**Given records:**
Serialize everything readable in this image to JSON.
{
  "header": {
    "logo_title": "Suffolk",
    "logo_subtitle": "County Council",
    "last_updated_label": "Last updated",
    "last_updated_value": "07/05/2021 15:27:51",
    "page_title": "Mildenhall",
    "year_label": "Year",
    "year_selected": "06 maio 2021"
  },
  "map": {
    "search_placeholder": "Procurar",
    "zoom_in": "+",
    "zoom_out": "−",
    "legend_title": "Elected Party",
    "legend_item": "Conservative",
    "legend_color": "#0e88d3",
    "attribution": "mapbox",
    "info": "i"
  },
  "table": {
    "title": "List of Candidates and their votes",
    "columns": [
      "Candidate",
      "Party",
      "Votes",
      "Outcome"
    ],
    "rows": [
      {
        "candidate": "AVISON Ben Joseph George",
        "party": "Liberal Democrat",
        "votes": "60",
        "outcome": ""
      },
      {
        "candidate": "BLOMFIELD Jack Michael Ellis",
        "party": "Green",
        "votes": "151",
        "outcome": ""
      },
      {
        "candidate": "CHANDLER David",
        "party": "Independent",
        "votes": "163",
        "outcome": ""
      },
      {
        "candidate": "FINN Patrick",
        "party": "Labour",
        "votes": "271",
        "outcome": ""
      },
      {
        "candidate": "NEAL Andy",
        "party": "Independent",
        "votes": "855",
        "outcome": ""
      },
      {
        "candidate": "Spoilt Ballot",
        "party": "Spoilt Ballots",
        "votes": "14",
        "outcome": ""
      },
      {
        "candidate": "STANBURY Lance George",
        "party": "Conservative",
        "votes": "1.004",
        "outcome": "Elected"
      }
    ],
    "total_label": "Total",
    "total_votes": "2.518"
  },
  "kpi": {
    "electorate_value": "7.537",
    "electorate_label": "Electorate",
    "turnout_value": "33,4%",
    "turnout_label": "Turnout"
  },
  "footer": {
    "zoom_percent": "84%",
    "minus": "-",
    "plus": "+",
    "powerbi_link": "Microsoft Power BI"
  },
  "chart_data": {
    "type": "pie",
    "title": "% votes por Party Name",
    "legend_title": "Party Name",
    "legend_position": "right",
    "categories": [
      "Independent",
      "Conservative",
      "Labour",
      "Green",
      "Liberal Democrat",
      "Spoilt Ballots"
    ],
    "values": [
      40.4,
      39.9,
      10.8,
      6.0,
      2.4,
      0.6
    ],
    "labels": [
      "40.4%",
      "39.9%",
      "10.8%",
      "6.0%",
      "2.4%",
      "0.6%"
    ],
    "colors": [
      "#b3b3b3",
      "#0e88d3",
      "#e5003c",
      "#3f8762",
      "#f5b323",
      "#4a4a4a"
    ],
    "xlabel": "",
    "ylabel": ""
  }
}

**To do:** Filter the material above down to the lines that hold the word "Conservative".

**Response box:**
    "legend_item": "Conservative",
        "party": "Conservative",
      "Conservative",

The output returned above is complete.